» Task prompt: Take each line in the entries below that holds "Revit" and show it.

****************************************

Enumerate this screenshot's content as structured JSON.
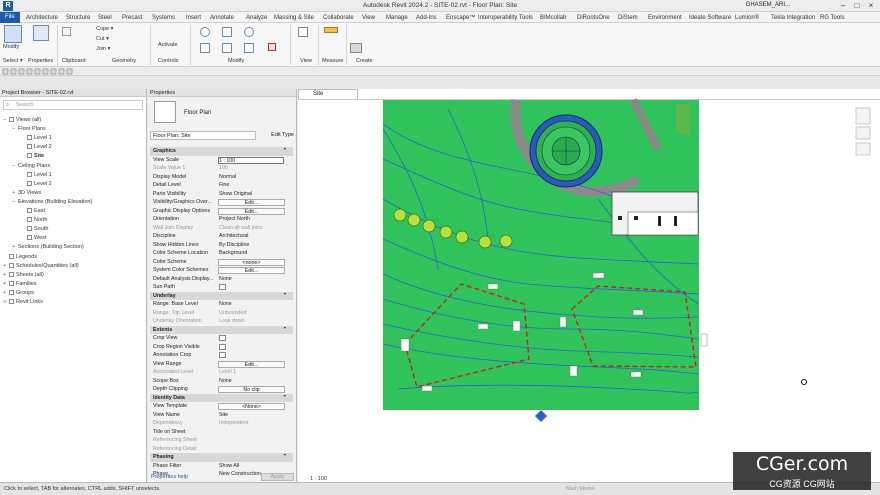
{
  "titlebar": {
    "title": "Autodesk Revit 2024.2 - SITE-02.rvt - Floor Plan: Site",
    "user": "GHASEM_ARI..."
  },
  "tabs": [
    "File",
    "Architecture",
    "Structure",
    "Steel",
    "Precast",
    "Systems",
    "Insert",
    "Annotate",
    "Analyze",
    "Massing & Site",
    "Collaborate",
    "View",
    "Manage",
    "Add-Ins",
    "Enscape™",
    "Interoperability Tools",
    "BIMcollab",
    "DiRootsOne",
    "DiStem",
    "Environment",
    "Ideate Software",
    "Lumion®",
    "Tekla Integration",
    "RG Tools"
  ],
  "ribbon": {
    "modify_label": "Modify",
    "select_label": "Select ▾",
    "panels": [
      "Properties",
      "Clipboard",
      "Geometry",
      "Controls",
      "Modify",
      "View",
      "Measure",
      "Create"
    ],
    "clipboard_items": [
      "Cope ▾",
      "Cut ▾",
      "Join ▾"
    ],
    "activate_label": "Activate"
  },
  "project_browser": {
    "header": "Project Browser - SITE-02.rvt",
    "search_placeholder": "Search",
    "items": [
      {
        "label": "Views (all)",
        "level": 0,
        "icon": "views",
        "expander": "−"
      },
      {
        "label": "Floor Plans",
        "level": 1,
        "icon": "none",
        "expander": "−"
      },
      {
        "label": "Level 1",
        "level": 2,
        "icon": "plan",
        "expander": ""
      },
      {
        "label": "Level 2",
        "level": 2,
        "icon": "plan",
        "expander": ""
      },
      {
        "label": "Site",
        "level": 2,
        "icon": "plan",
        "expander": "",
        "active": true
      },
      {
        "label": "Ceiling Plans",
        "level": 1,
        "icon": "none",
        "expander": "−"
      },
      {
        "label": "Level 1",
        "level": 2,
        "icon": "plan",
        "expander": ""
      },
      {
        "label": "Level 2",
        "level": 2,
        "icon": "plan",
        "expander": ""
      },
      {
        "label": "3D Views",
        "level": 1,
        "icon": "none",
        "expander": "+"
      },
      {
        "label": "Elevations (Building Elevation)",
        "level": 1,
        "icon": "none",
        "expander": "−"
      },
      {
        "label": "East",
        "level": 2,
        "icon": "plan",
        "expander": ""
      },
      {
        "label": "North",
        "level": 2,
        "icon": "plan",
        "expander": ""
      },
      {
        "label": "South",
        "level": 2,
        "icon": "plan",
        "expander": ""
      },
      {
        "label": "West",
        "level": 2,
        "icon": "plan",
        "expander": ""
      },
      {
        "label": "Sections (Building Section)",
        "level": 1,
        "icon": "none",
        "expander": "+"
      },
      {
        "label": "Legends",
        "level": 0,
        "icon": "legend",
        "expander": ""
      },
      {
        "label": "Schedules/Quantities (all)",
        "level": 0,
        "icon": "schedule",
        "expander": "+"
      },
      {
        "label": "Sheets (all)",
        "level": 0,
        "icon": "sheet",
        "expander": "+"
      },
      {
        "label": "Families",
        "level": 0,
        "icon": "family",
        "expander": "+"
      },
      {
        "label": "Groups",
        "level": 0,
        "icon": "group",
        "expander": "+"
      },
      {
        "label": "Revit Links",
        "level": 0,
        "icon": "link",
        "expander": "∞"
      }
    ]
  },
  "properties": {
    "header": "Properties",
    "type_name": "Floor Plan",
    "selector": "Floor Plan: Site",
    "edit_type": "Edit Type",
    "rows": [
      {
        "kind": "sec",
        "k": "Graphics"
      },
      {
        "k": "View Scale",
        "v": "1 : 100",
        "input": true
      },
      {
        "k": "Scale Value    1:",
        "v": "100",
        "dim": true
      },
      {
        "k": "Display Model",
        "v": "Normal"
      },
      {
        "k": "Detail Level",
        "v": "Fine"
      },
      {
        "k": "Parts Visibility",
        "v": "Show Original"
      },
      {
        "k": "Visibility/Graphics Over...",
        "v": "Edit...",
        "btn": true
      },
      {
        "k": "Graphic Display Options",
        "v": "Edit...",
        "btn": true
      },
      {
        "k": "Orientation",
        "v": "Project North"
      },
      {
        "k": "Wall Join Display",
        "v": "Clean all wall joins",
        "dim": true
      },
      {
        "k": "Discipline",
        "v": "Architectural"
      },
      {
        "k": "Show Hidden Lines",
        "v": "By Discipline"
      },
      {
        "k": "Color Scheme Location",
        "v": "Background"
      },
      {
        "k": "Color Scheme",
        "v": "<none>",
        "btn": true
      },
      {
        "k": "System Color Schemes",
        "v": "Edit...",
        "btn": true
      },
      {
        "k": "Default Analysis Display...",
        "v": "None"
      },
      {
        "k": "Sun Path",
        "v": "",
        "check": true
      },
      {
        "kind": "sec",
        "k": "Underlay"
      },
      {
        "k": "Range: Base Level",
        "v": "None"
      },
      {
        "k": "Range: Top Level",
        "v": "Unbounded",
        "dim": true
      },
      {
        "k": "Underlay Orientation",
        "v": "Look down",
        "dim": true
      },
      {
        "kind": "sec",
        "k": "Extents"
      },
      {
        "k": "Crop View",
        "v": "",
        "check": true
      },
      {
        "k": "Crop Region Visible",
        "v": "",
        "check": true
      },
      {
        "k": "Annotation Crop",
        "v": "",
        "check": true
      },
      {
        "k": "View Range",
        "v": "Edit...",
        "btn": true
      },
      {
        "k": "Associated Level",
        "v": "Level 1",
        "dim": true
      },
      {
        "k": "Scope Box",
        "v": "None"
      },
      {
        "k": "Depth Clipping",
        "v": "No clip",
        "btn": true
      },
      {
        "kind": "sec",
        "k": "Identity Data"
      },
      {
        "k": "View Template",
        "v": "<None>",
        "btn": true
      },
      {
        "k": "View Name",
        "v": "Site"
      },
      {
        "k": "Dependency",
        "v": "Independent",
        "dim": true
      },
      {
        "k": "Title on Sheet",
        "v": ""
      },
      {
        "k": "Referencing Sheet",
        "v": "",
        "dim": true
      },
      {
        "k": "Referencing Detail",
        "v": "",
        "dim": true
      },
      {
        "kind": "sec",
        "k": "Phasing"
      },
      {
        "k": "Phase Filter",
        "v": "Show All"
      },
      {
        "k": "Phase",
        "v": "New Construction"
      }
    ],
    "help_link": "Properties help",
    "apply": "Apply"
  },
  "view": {
    "tab_label": "Site",
    "scale": "1 : 100",
    "model_label": "Main Model"
  },
  "status": {
    "text": "Click to select, TAB for alternates, CTRL adds, SHIFT unselects."
  },
  "watermark": {
    "main": "CGer.com",
    "sub": "CG资源 CG网站"
  },
  "colors": {
    "terrain": "#2fc45a",
    "contour": "#2a62c9",
    "boundary": "#c8211c",
    "accent": "#1c5cab"
  }
}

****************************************

» Task solution:
    "title": "Autodesk Revit 2024.2 - SITE-02.rvt - Floor Plan: Site",
        "label": "Revit Links",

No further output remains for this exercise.